When a customer submits feedback, it needs to be processed immediately. Once it’s processed, alerts need to be triggered to the right person (more on that below). If reporting is only cycled every 24 hours, or even every few hours, you could miss your chance to act quickly.
A variety of alert mediums
Depending on the severity of issue, you might need different methods for alerting the right person.
If you’ve got a 24 hour team for managing alerts, a dashboard could be all you need. While email alerts are okay for most situations, they can also be easily ignored. If you’re on call, or away from your computer, text messaging will usually generate a quicker response. It might make sense to have minor issues filtered to emails, and more severe ones using text messaging alerts.
Alerting the right person
Once you’ve got real time, contextual alerts set up, you’ll need to make sure they are routed to the right person. The owner of the alert system needs to have the authority to resolve issues, and the ability to escalate when necessary. If you’re notifying people who can’t (or won’t) act on complaints, you lose all the benefits of what you’re trying to achieve.
It’s also important to have a plan if more people need to be involved – for example, an operations team. Planning out crisis communications before they happen will help you act quickly when the alarm needs to be raised.
Evaluating the performance of your new process
If you’ve invested time and effort in setting up a customer service alert system, you’ll want to make sure it’s having the effect you want – happier customers!
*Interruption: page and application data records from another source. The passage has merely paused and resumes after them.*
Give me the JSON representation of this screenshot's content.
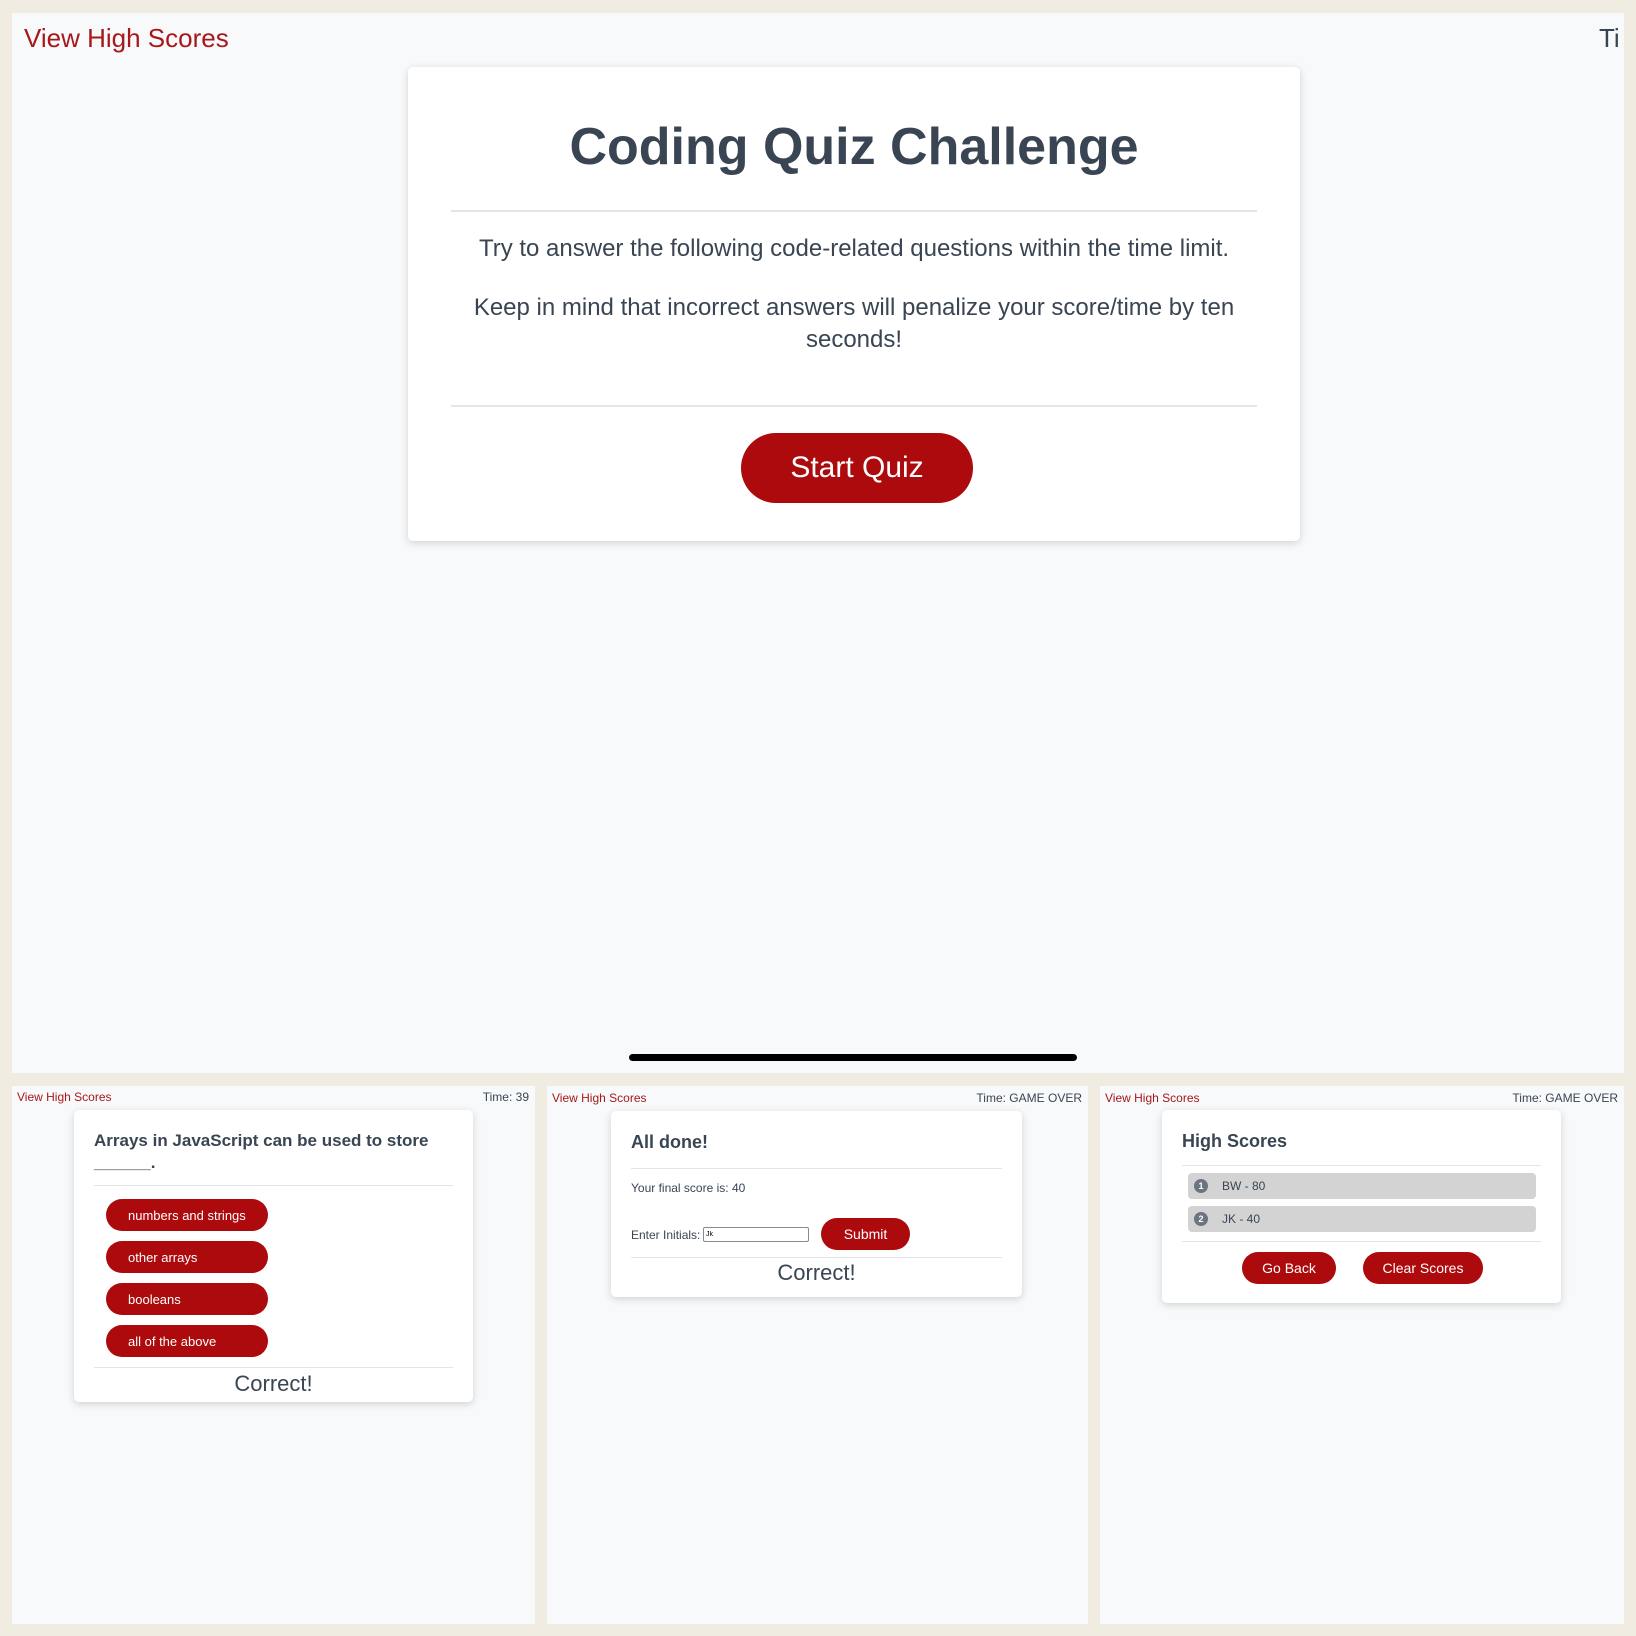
{
  "main": {
    "view_high_scores": "View High Scores",
    "timer_partial": "Ti",
    "title": "Coding Quiz Challenge",
    "intro_1": "Try to answer the following code-related questions within the time limit.",
    "intro_2": "Keep in mind that incorrect answers will penalize your score/time by ten seconds!",
    "start_button": "Start Quiz"
  },
  "question_screen": {
    "view_high_scores": "View High Scores",
    "timer": "Time: 39",
    "question": "Arrays in JavaScript can be used to store ______.",
    "answers": [
      "numbers and strings",
      "other arrays",
      "booleans",
      "all of the above"
    ],
    "feedback": "Correct!"
  },
  "done_screen": {
    "view_high_scores": "View High Scores",
    "timer": "Time: GAME OVER",
    "title": "All done!",
    "final_score": "Your final score is: 40",
    "initials_label": "Enter Initials:",
    "initials_value": "Jk",
    "submit_button": "Submit",
    "feedback": "Correct!"
  },
  "scores_screen": {
    "view_high_scores": "View High Scores",
    "timer": "Time: GAME OVER",
    "title": "High Scores",
    "entries": [
      {
        "rank": "1",
        "text": "BW - 80"
      },
      {
        "rank": "2",
        "text": "JK - 40"
      }
    ],
    "go_back_button": "Go Back",
    "clear_button": "Clear Scores"
  },
  "colors": {
    "accent": "#ac0a0d",
    "link": "#a8171a",
    "text": "#3a4553",
    "frame": "#f1ece2",
    "page": "#f7f9fa",
    "score_row": "#d3d3d3"
  }
}
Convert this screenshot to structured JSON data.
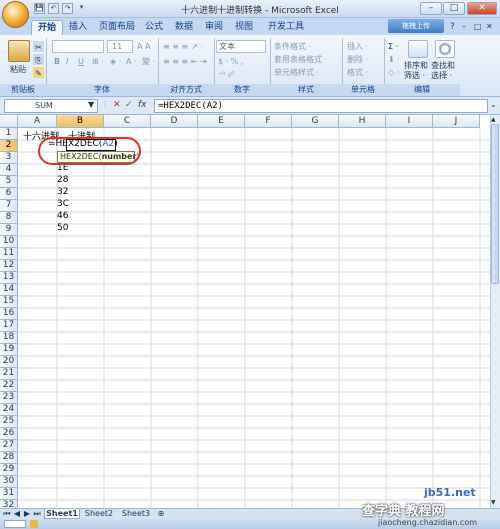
{
  "window": {
    "title": "十六进制十进制转换 - Microsoft Excel",
    "minimize": "–",
    "maximize": "□",
    "close": "✕"
  },
  "qat": {
    "save": "💾",
    "undo": "↶",
    "redo": "↷",
    "more": "▾"
  },
  "tabs": [
    "开始",
    "插入",
    "页面布局",
    "公式",
    "数据",
    "审阅",
    "视图",
    "开发工具"
  ],
  "upload_button": "拖拽上传",
  "ribbon": {
    "groups": {
      "clipboard": "剪贴板",
      "font": "字体",
      "alignment": "对齐方式",
      "number": "数字",
      "styles": "样式",
      "cells": "单元格",
      "editing": "编辑"
    },
    "paste_label": "粘贴",
    "font_size": "11",
    "number_format": "文本",
    "styles_items": [
      "条件格式 ·",
      "套用表格格式 ·",
      "单元格样式 ·"
    ],
    "cells_items": [
      "插入 ·",
      "删除 ·",
      "格式 ·"
    ],
    "sort_filter": "排序和\n筛选 ·",
    "find_select": "查找和\n选择 ·",
    "sigma": "Σ ·"
  },
  "formula_bar": {
    "name_box": "SUM",
    "cancel": "✕",
    "enter": "✓",
    "fx": "fx",
    "formula": "=HEX2DEC(A2)"
  },
  "columns": [
    "A",
    "B",
    "C",
    "D",
    "E",
    "F",
    "G",
    "H",
    "I",
    "J"
  ],
  "rows": [
    "1",
    "2",
    "3",
    "4",
    "5",
    "6",
    "7",
    "8",
    "9",
    "10",
    "11",
    "12",
    "13",
    "14",
    "15",
    "16",
    "17",
    "18",
    "19",
    "20",
    "21",
    "22",
    "23",
    "24",
    "25",
    "26",
    "27",
    "28",
    "29",
    "30",
    "31",
    "32"
  ],
  "cells": {
    "A1": "十六进制",
    "B1": "十进制",
    "B2_prefix": "=HEX2DEC(",
    "B2_ref": "A2",
    "B2_suffix": ")",
    "A4": "1E",
    "A5": "28",
    "A6": "32",
    "A7": "3C",
    "A8": "46",
    "A9": "50"
  },
  "tooltip": {
    "func": "HEX2DEC(",
    "arg": "number",
    "close": ")"
  },
  "sheets": [
    "Sheet1",
    "Sheet2",
    "Sheet3"
  ],
  "sheet_nav": [
    "⏮",
    "◀",
    "▶",
    "⏭"
  ],
  "watermark": {
    "site": "jb51.net",
    "brand": "查字典 教程网",
    "url": "jiaocheng.chazidian.com"
  },
  "colors": {
    "accent": "#15428b",
    "highlight_circle": "#e0302a",
    "ref_blue": "#1c56c8"
  }
}
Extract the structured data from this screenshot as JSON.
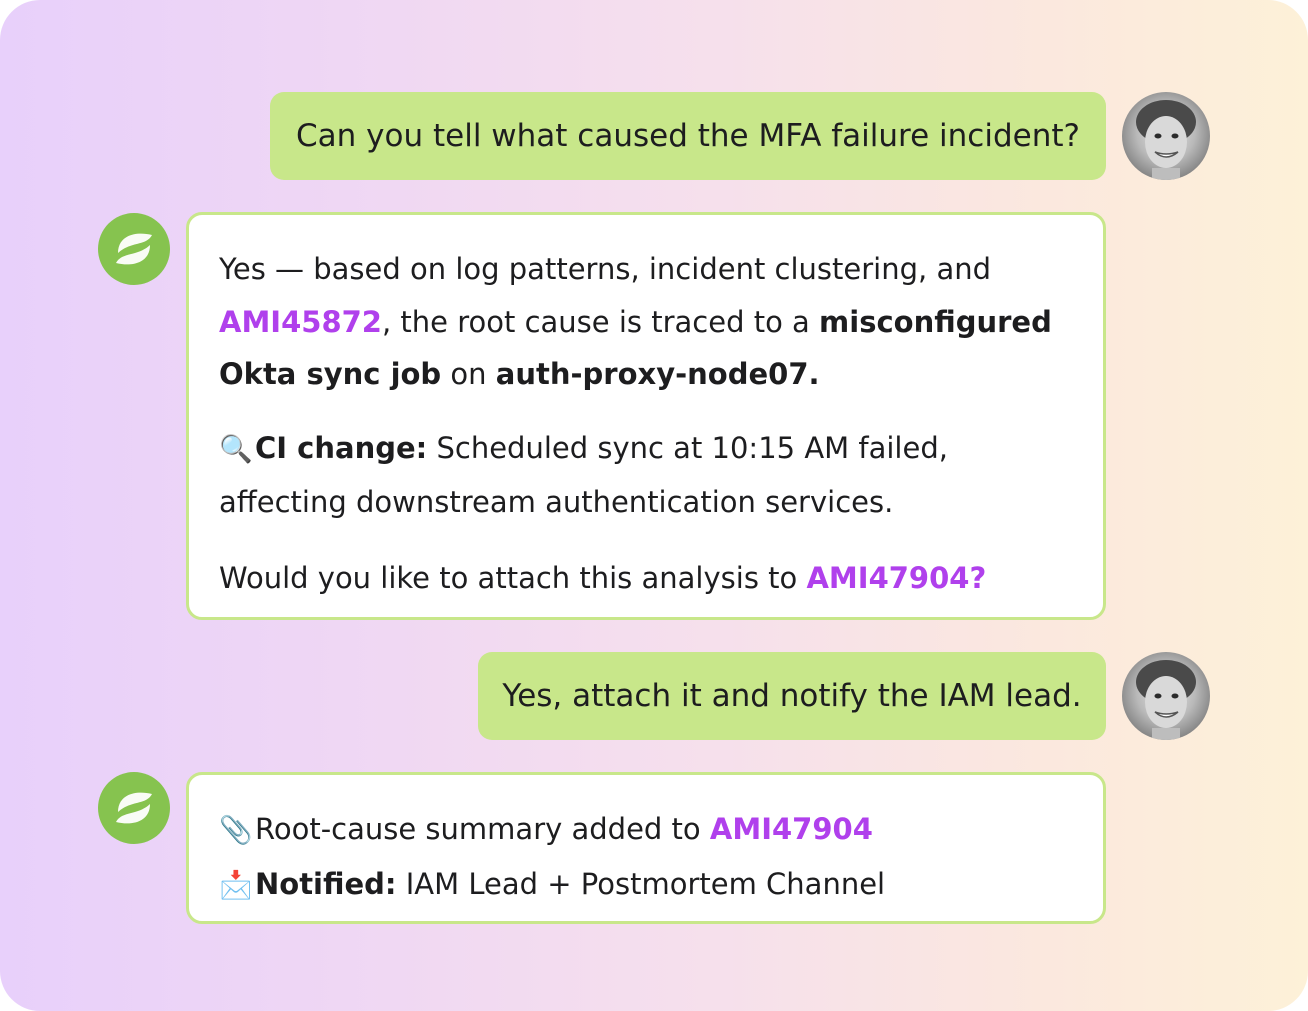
{
  "messages": {
    "user_1": {
      "text": "Can you tell what caused the MFA failure incident?"
    },
    "bot_1": {
      "p1_a": "Yes — based on log patterns, incident clustering, and",
      "p1_link": "AMI45872",
      "p1_b": ", the root cause is traced to a ",
      "p1_bold1": "misconfigured Okta sync job",
      "p1_c": " on ",
      "p1_bold2": "auth-proxy-node07.",
      "p2_icon": "🔍",
      "p2_label": "CI change:",
      "p2_text": " Scheduled sync at 10:15 AM failed, affecting downstream authentication services.",
      "p3_text": "Would you like to attach this analysis to ",
      "p3_link": "AMI47904?"
    },
    "user_2": {
      "text": "Yes, attach it and notify the IAM lead."
    },
    "bot_2": {
      "l1_icon": "📎",
      "l1_text": "Root-cause summary added to ",
      "l1_link": "AMI47904",
      "l2_icon": "📩",
      "l2_label": "Notified:",
      "l2_text": " IAM Lead + Postmortem Channel"
    }
  },
  "icons": {
    "user_avatar": "user-avatar",
    "bot_logo": "bot-logo-icon",
    "search": "magnifier-icon",
    "attachment": "paperclip-icon",
    "envelope": "envelope-icon"
  },
  "colors": {
    "user_bubble": "#c8e78a",
    "bot_border": "#c8e78a",
    "bot_logo": "#86c34f",
    "link": "#b040ec",
    "background_start": "#e8d0fb",
    "background_end": "#fdf1d8"
  }
}
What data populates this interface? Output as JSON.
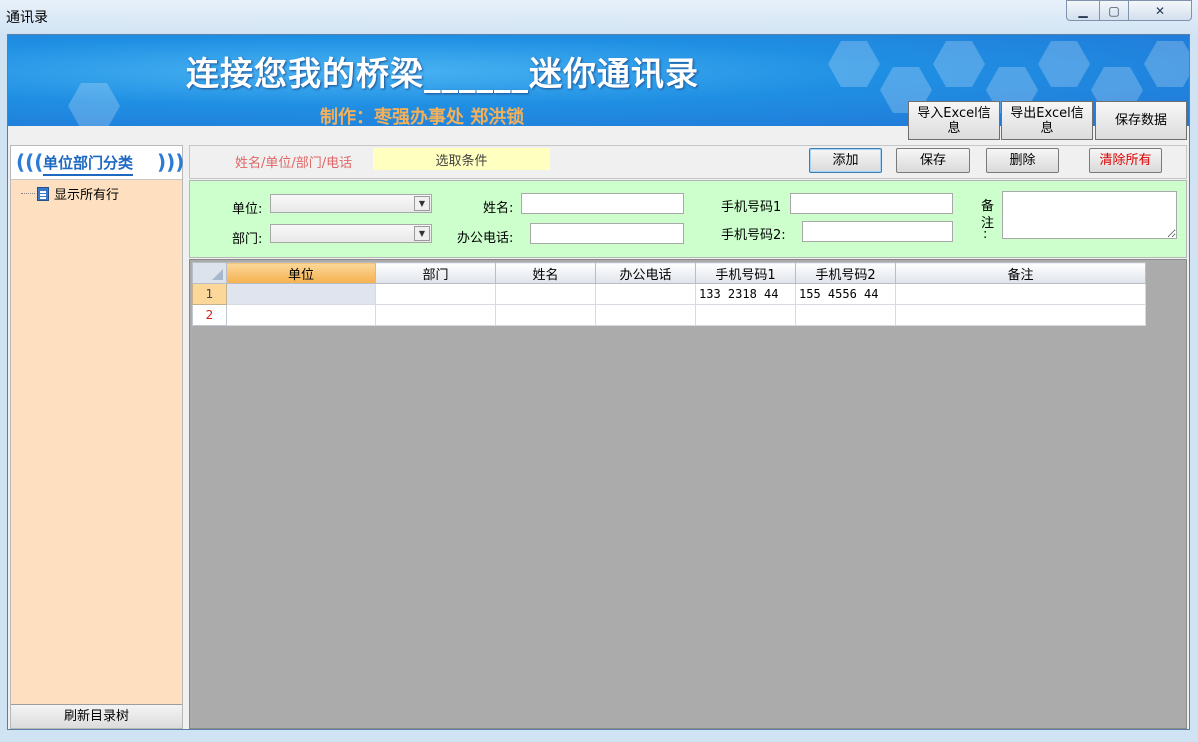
{
  "window": {
    "title": "通讯录",
    "min_glyph": "▁",
    "max_glyph": "▢",
    "close_glyph": "✕"
  },
  "banner": {
    "title": "连接您我的桥梁______迷你通讯录",
    "subtitle": "制作：枣强办事处 郑洪锁",
    "buttons": {
      "import_excel": "导入Excel信息",
      "export_excel": "导出Excel信息",
      "save_data": "保存数据"
    }
  },
  "sidebar": {
    "title": "单位部门分类",
    "tree_item": "显示所有行",
    "refresh": "刷新目录树"
  },
  "toolbar": {
    "search_hint": "姓名/单位/部门/电话",
    "search_value": "选取条件",
    "add": "添加",
    "save": "保存",
    "delete": "删除",
    "clear_all": "清除所有"
  },
  "form": {
    "unit_label": "单位:",
    "dept_label": "部门:",
    "name_label": "姓名:",
    "office_phone_label": "办公电话:",
    "mobile1_label": "手机号码1",
    "mobile2_label": "手机号码2:",
    "note_label_1": "备",
    "note_label_2": "注",
    "note_label_3": ":"
  },
  "grid": {
    "columns": [
      "单位",
      "部门",
      "姓名",
      "办公电话",
      "手机号码1",
      "手机号码2",
      "备注"
    ],
    "rows": [
      {
        "num": "1",
        "cells": [
          "",
          "",
          "",
          "",
          "133 2318 44",
          "155 4556 44",
          ""
        ]
      },
      {
        "num": "2",
        "cells": [
          "",
          "",
          "",
          "",
          "",
          "",
          ""
        ]
      }
    ]
  },
  "colors": {
    "sidebar_bg": "#fee0c1",
    "form_bg": "#ccffcc",
    "search_bg": "#ffffc0",
    "clear_text": "#e00000",
    "banner_blue": "#1f8fe3"
  }
}
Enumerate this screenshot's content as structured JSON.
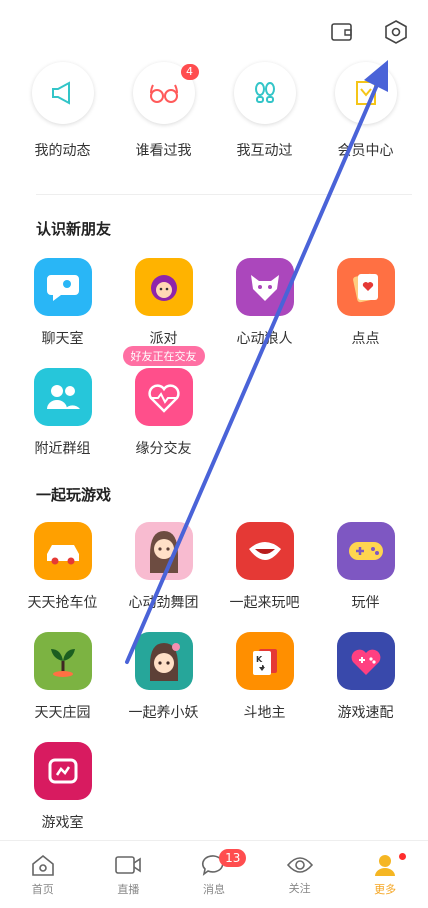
{
  "top_actions": [
    {
      "icon": "wallet-icon"
    },
    {
      "icon": "settings-hex-icon"
    }
  ],
  "quick": [
    {
      "label": "我的动态",
      "icon": "megaphone-icon",
      "color": "#33c5c8"
    },
    {
      "label": "谁看过我",
      "icon": "glasses-icon",
      "color": "#ff5a5a",
      "badge": "4"
    },
    {
      "label": "我互动过",
      "icon": "footprints-icon",
      "color": "#33c5c8"
    },
    {
      "label": "会员中心",
      "icon": "vip-icon",
      "color": "#f5c518"
    }
  ],
  "sections": {
    "friends": {
      "title": "认识新朋友",
      "items": [
        {
          "label": "聊天室",
          "icon": "chat-room-icon",
          "color": "#29b6f6"
        },
        {
          "label": "派对",
          "icon": "party-icon",
          "color": "#ffb300"
        },
        {
          "label": "心动狼人",
          "icon": "wolf-icon",
          "color": "#ab47bc"
        },
        {
          "label": "点点",
          "icon": "cards-heart-icon",
          "color": "#ff7043"
        },
        {
          "label": "附近群组",
          "icon": "group-icon",
          "color": "#26c6da"
        },
        {
          "label": "缘分交友",
          "icon": "heart-icon",
          "color": "#ff4f8b",
          "badge": "好友正在交友"
        }
      ]
    },
    "games": {
      "title": "一起玩游戏",
      "items": [
        {
          "label": "天天抢车位",
          "icon": "car-icon",
          "color": "#ffa000"
        },
        {
          "label": "心动劲舞团",
          "icon": "dancer-icon",
          "color": "#ec407a"
        },
        {
          "label": "一起来玩吧",
          "icon": "mouth-icon",
          "color": "#e53935"
        },
        {
          "label": "玩伴",
          "icon": "gamepad-icon",
          "color": "#7e57c2"
        },
        {
          "label": "天天庄园",
          "icon": "sprout-icon",
          "color": "#7cb342"
        },
        {
          "label": "一起养小妖",
          "icon": "girl-icon",
          "color": "#26a69a"
        },
        {
          "label": "斗地主",
          "icon": "poker-icon",
          "color": "#ff8f00"
        },
        {
          "label": "游戏速配",
          "icon": "heart-gamepad-icon",
          "color": "#3949ab"
        },
        {
          "label": "游戏室",
          "icon": "game-room-icon",
          "color": "#d81b60"
        }
      ]
    }
  },
  "nav": [
    {
      "label": "首页",
      "icon": "home-icon"
    },
    {
      "label": "直播",
      "icon": "video-icon"
    },
    {
      "label": "消息",
      "icon": "message-icon",
      "badge": "13"
    },
    {
      "label": "关注",
      "icon": "eye-icon"
    },
    {
      "label": "更多",
      "icon": "more-icon",
      "active": true,
      "dot": true
    }
  ],
  "colors": {
    "accent": "#f5a623",
    "badge": "#ff4d4f",
    "arrow": "#4a63d8"
  }
}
Here’s a checklist to follow:
- Confirm that alerts are being responded to. Look at the percent of customers who’ve received a response after providing feedback. You should be aiming for a 100% reply percentage for unhappy customers as a minimum.
- Review the average response time on follow-ups. Is it improving now that you’re directly alerting the person responsible for following up? For unhappy customers, you’ll ideally want to respond in under an hour.
- Send separate follow up surveys to customers who were previously unhappy, and ask if the follow up resolved their issues. Have you managed to convert them to happy customers?
- Finally, it’s a bit more difficult, but you can also track future activity of customers who’ve reported issues in the past. Have they defected? Or are they continuing as loyal customers? At the end of the day, the purchasing actions of customers is the most important metric you have.
Get started with your very own customer service alert system
Building a closed loop feedback system will pay off by preventing issues from getting out of hand and powering up your ability to recover unhappy customers.
Getting an early alert system in place before something goes wrong can help make a bad situation much more manageable. You’ll see benefits of a quick follow up in the form of happier, more loyal customers.